Is there a link between schizophrenia and a cavernous hemangioma
Can a cavernous hemangioma in the sub-ependymal region of the left frontal horn of my brain cause schizophrenia like symptoms? The cavernous hemangioma was first found back in 2000 when my whole right arm went numb for about 2-3 hours in a lecture. I also fainted that evening. Schizophrenic symptoms became apparent soon after but were ignored until it got worse, with a diagnoses being made in 2005. I am experiencing trouble with short term memory, a fogginess in my thoughts regular bouts of pins and needles / numbness, voices, delusions of being psychic, visions of hurting myself and others, isolation, paranoia and trouble taking care of myself. Is there a link and which symptoms relate to what?
Copyright 1994-2016 MedHelp International. All rights reserved.
MedHelp is a division of Aptus Health.
This site complies with the HONcode standard for trustworthy health information.

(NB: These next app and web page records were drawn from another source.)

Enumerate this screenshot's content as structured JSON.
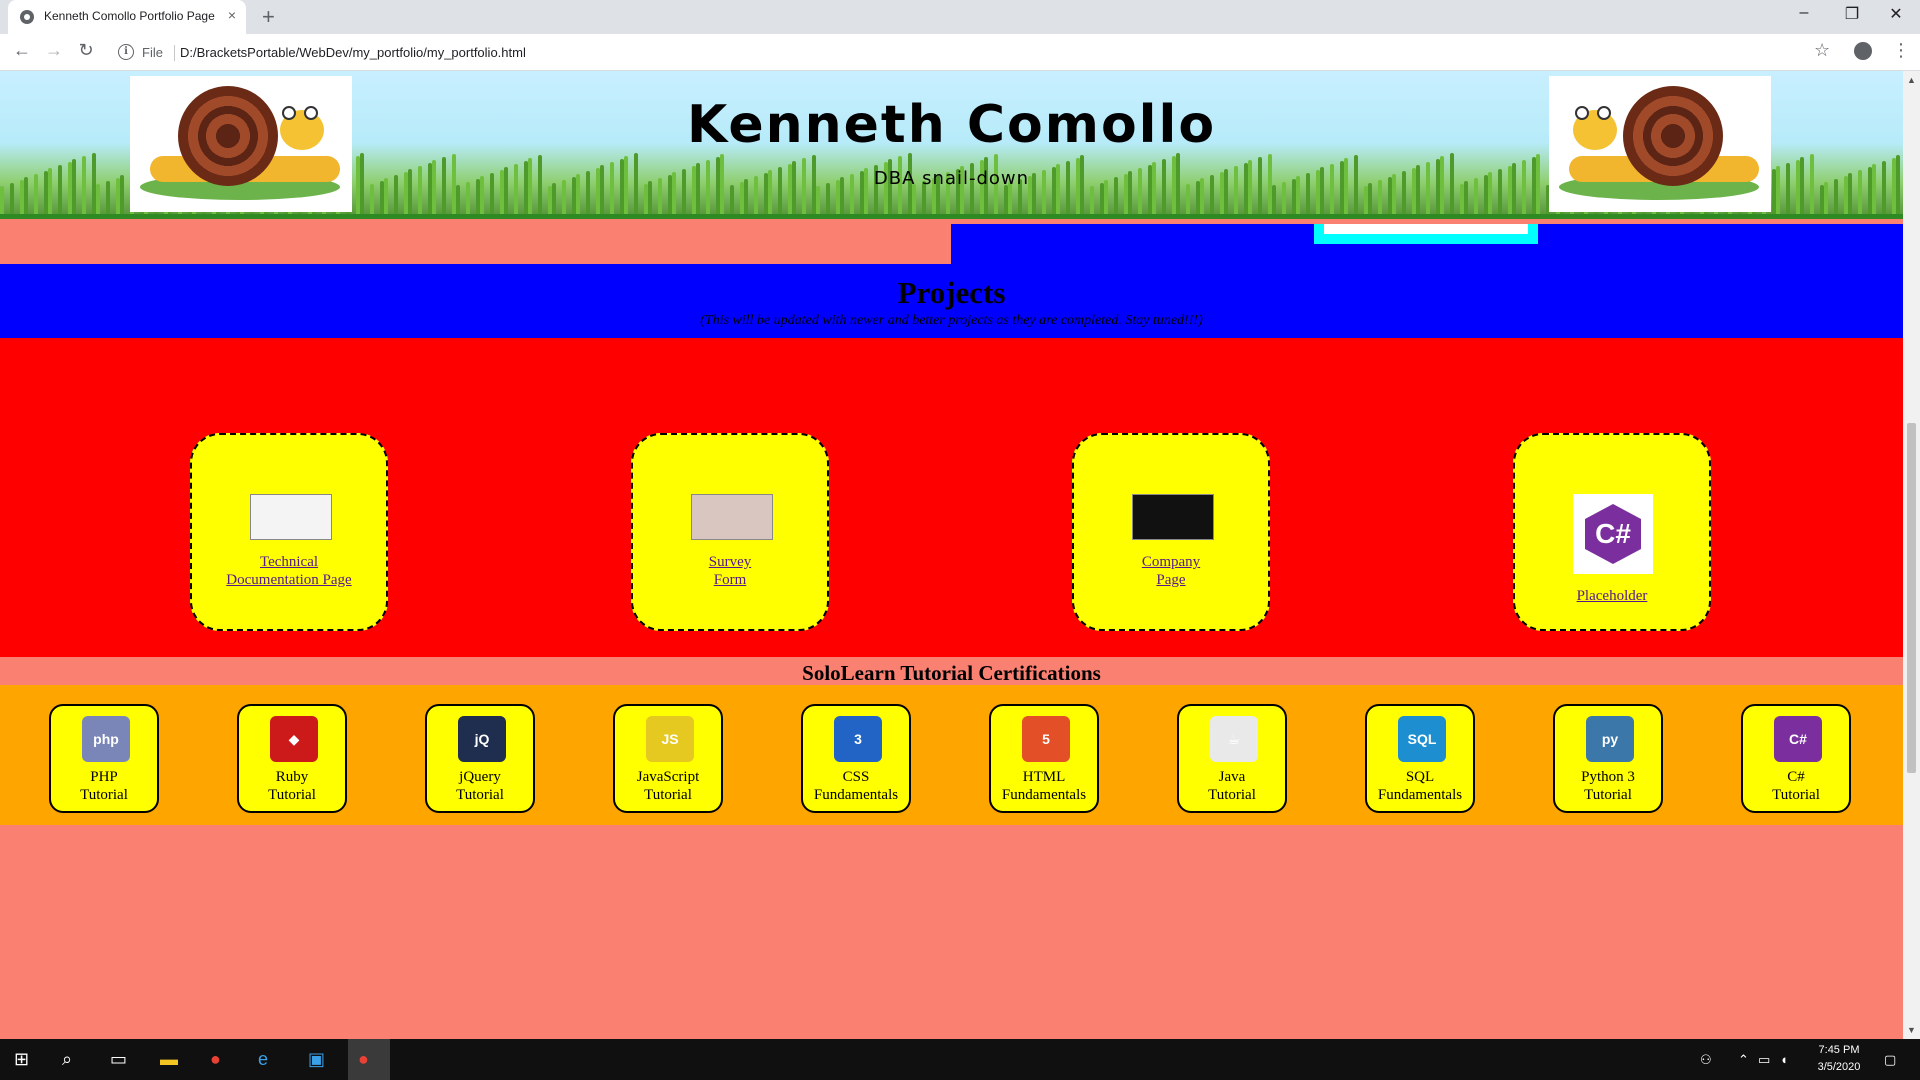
{
  "browser": {
    "tab_title": "Kenneth Comollo Portfolio Page",
    "new_tab": "+",
    "close_tab": "×",
    "minimize": "–",
    "restore": "❐",
    "close_window": "✕",
    "back": "←",
    "forward": "→",
    "reload": "↻",
    "info_icon": "i",
    "scheme_label": "File",
    "url": "D:/BracketsPortable/WebDev/my_portfolio/my_portfolio.html",
    "star": "☆",
    "menu": "⋮"
  },
  "header": {
    "name": "Kenneth Comollo",
    "tagline": "DBA snail-down"
  },
  "projects": {
    "title": "Projects",
    "subtitle": "(This will be updated with newer and better projects as they are completed. Stay tuned!!!)",
    "items": [
      {
        "label": "Technical Documentation Page"
      },
      {
        "label": "Survey Form"
      },
      {
        "label": "Company Page"
      },
      {
        "label": "Placeholder"
      }
    ]
  },
  "certifications": {
    "title": "SoloLearn Tutorial Certifications",
    "items": [
      {
        "line1": "PHP",
        "line2": "Tutorial",
        "logo_text": "php",
        "color": "#7a86b8"
      },
      {
        "line1": "Ruby",
        "line2": "Tutorial",
        "logo_text": "◆",
        "color": "#cc1a1a"
      },
      {
        "line1": "jQuery",
        "line2": "Tutorial",
        "logo_text": "jQ",
        "color": "#1f2d4f"
      },
      {
        "line1": "JavaScript",
        "line2": "Tutorial",
        "logo_text": "JS",
        "color": "#e5c920"
      },
      {
        "line1": "CSS",
        "line2": "Fundamentals",
        "logo_text": "3",
        "color": "#2264c6"
      },
      {
        "line1": "HTML",
        "line2": "Fundamentals",
        "logo_text": "5",
        "color": "#e34f26"
      },
      {
        "line1": "Java",
        "line2": "Tutorial",
        "logo_text": "☕",
        "color": "#e9e9e9"
      },
      {
        "line1": "SQL",
        "line2": "Fundamentals",
        "logo_text": "SQL",
        "color": "#1d8fd1"
      },
      {
        "line1": "Python 3",
        "line2": "Tutorial",
        "logo_text": "py",
        "color": "#3b77a8"
      },
      {
        "line1": "C#",
        "line2": "Tutorial",
        "logo_text": "C#",
        "color": "#7b2f9e"
      }
    ]
  },
  "placeholder_logo": "C#",
  "taskbar": {
    "time": "7:45 PM",
    "date": "3/5/2020"
  }
}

The Content on this Site is presented in a summary fashion, and is intended to be used for educational and entertainment purposes only. It is not intended to be and should not be interpreted as medical advice or a diagnosis of any health or fitness problem, condition or disease; or a recommendation for a specific test, doctor, care provider, procedure, treatment plan, product, or course of action. Med Help International, Inc. is not a medical or healthcare provider and your use of this Site does not create a doctor / patient relationship. We disclaim all responsibility for the professional qualifications and licensing of, and services provided by, any physician or other health providers posting on or otherwise referred to on this Site and/or any Third Party Site. Never disregard the medical advice of your physician or health professional, or delay in seeking such advice, because of something you read on this Site. We offer this Site AS IS and without any warranties. By using this Site you agree to the following Terms and Conditions. If you think you may have a medical emergency, call your physician or 911 immediately.